I pass another cousin, Mike, working on a surfing scene, and he grins and waves as he continues sculpting the wet sand. There’s the requisite shark scene, which is actually quite scary—there’s something about the way its eyes stare vacantly and the sand streams from its sharp teeth like blood—and an impressive John Deere tractor, which will be a crowd pleaser.
Laura points toward the end of the beach and begins to laugh. At the end of the sculptures and castles crouches a boy, about 11, who is intently burying his sister in the sand. He’s left her head, hands and feet exposed, and she grins at me through missing teeth. A pink flag waves next to them (they’re entry No. 2) and the boy drops his shovel as we approach.
I crouch down to take a photo and he laughs. “Am I going to be on the Internet? Will you make me famous?” He turns to his sister, who can only wiggle her toes and fingers. “Hey, I’m going to be famous!”
A few blocks away and a few hours later, the Eagles cover band 7 Bridges takes the stage at the band shell. Laura and I take our time getting there—it’s an Eagles cover band, after all—and when we arrive, fans on chairs and blankets dot the entire hill and the lawn surrounding it. People even crowd onto the sidewalks and spill into the marina hundreds of feet from the stage.
The band struts on stage, all big hair and machismo and muscle shirts, promoting their album and their T-shirts as if they’ve earned the fame they now have, and the crowd goes nuts. When they begin playing, people stand up and dance, mouthing the words and closing their eyes as if the real Eagles were rocking out. A man stands up in front of me, his pants low enough to provide a clear slice of crack, and I realize he’s wearing a World Trade Center T-shirt. A menacing font reads, “Never Forget.” Everything about this, everything about him, is so Alpena—small-town, nationalistic, vaguely threatening but strangely naive—that I roll my eyes. His girlfriend approaches, shaking her dyed-blond hair as her cleavage hangs out.

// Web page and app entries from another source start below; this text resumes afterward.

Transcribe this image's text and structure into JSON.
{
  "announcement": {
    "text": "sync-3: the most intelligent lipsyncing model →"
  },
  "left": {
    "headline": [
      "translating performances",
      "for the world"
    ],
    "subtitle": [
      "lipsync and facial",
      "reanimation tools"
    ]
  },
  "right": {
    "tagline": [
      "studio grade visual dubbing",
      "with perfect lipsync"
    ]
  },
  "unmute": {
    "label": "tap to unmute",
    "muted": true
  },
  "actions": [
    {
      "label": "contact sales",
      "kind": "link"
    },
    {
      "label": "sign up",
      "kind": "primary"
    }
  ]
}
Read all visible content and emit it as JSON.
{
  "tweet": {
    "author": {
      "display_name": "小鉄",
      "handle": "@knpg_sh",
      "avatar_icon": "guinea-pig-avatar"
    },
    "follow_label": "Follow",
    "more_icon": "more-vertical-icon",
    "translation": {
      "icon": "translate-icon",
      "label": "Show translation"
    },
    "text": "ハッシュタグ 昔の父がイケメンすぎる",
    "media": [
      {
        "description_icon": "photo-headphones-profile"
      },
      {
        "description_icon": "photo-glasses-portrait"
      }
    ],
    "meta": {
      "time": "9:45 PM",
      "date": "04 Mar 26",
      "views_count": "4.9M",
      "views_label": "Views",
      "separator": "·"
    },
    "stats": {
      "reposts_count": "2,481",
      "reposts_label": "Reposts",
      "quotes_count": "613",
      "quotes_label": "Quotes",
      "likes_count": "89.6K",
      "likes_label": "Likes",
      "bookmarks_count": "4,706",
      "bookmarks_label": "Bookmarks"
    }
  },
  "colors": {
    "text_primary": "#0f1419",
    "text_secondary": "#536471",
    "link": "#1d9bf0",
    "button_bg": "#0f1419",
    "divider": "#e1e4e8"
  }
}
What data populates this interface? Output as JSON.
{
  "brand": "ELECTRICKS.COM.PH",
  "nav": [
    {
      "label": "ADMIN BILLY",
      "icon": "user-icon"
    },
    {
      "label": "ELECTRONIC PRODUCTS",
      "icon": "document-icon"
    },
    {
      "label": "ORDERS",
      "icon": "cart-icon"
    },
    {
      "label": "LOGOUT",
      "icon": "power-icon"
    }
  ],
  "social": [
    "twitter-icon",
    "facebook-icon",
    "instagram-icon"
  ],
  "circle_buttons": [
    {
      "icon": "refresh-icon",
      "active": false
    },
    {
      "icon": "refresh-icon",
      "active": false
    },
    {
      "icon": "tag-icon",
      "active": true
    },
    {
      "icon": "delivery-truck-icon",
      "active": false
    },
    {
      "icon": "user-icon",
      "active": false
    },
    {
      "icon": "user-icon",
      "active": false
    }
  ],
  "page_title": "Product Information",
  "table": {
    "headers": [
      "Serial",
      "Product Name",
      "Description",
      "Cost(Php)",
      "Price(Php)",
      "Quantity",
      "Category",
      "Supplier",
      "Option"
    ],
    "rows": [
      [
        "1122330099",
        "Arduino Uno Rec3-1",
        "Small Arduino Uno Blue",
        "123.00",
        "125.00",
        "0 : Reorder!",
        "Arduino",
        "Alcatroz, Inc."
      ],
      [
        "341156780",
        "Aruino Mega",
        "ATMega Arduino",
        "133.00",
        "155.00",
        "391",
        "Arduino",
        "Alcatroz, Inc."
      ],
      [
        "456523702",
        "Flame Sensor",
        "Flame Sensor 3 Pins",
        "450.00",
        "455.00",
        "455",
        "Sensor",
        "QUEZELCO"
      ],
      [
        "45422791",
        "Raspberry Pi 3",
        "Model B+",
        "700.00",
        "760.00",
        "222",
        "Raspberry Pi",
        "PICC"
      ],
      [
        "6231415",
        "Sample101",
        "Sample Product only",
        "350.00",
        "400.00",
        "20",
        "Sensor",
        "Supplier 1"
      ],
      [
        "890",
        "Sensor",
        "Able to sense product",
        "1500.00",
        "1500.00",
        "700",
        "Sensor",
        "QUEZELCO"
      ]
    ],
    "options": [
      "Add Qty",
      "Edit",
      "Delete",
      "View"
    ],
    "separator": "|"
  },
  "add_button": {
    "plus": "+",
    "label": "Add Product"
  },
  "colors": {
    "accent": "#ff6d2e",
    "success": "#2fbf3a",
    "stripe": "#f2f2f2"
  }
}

I turn to Laura with a snarky comment on my tongue but realize that she too is smiling and nodding her head to the music. She hates “Witchy Woman,” of course, but it doesn’t mean that she can’t enjoy the sunshine, the music and even the weird man dressed as a taco at the Taco Bell stand. And it’s not ironic. I’ve been in New York so long, I’ve forgotten I don’t always have to wink.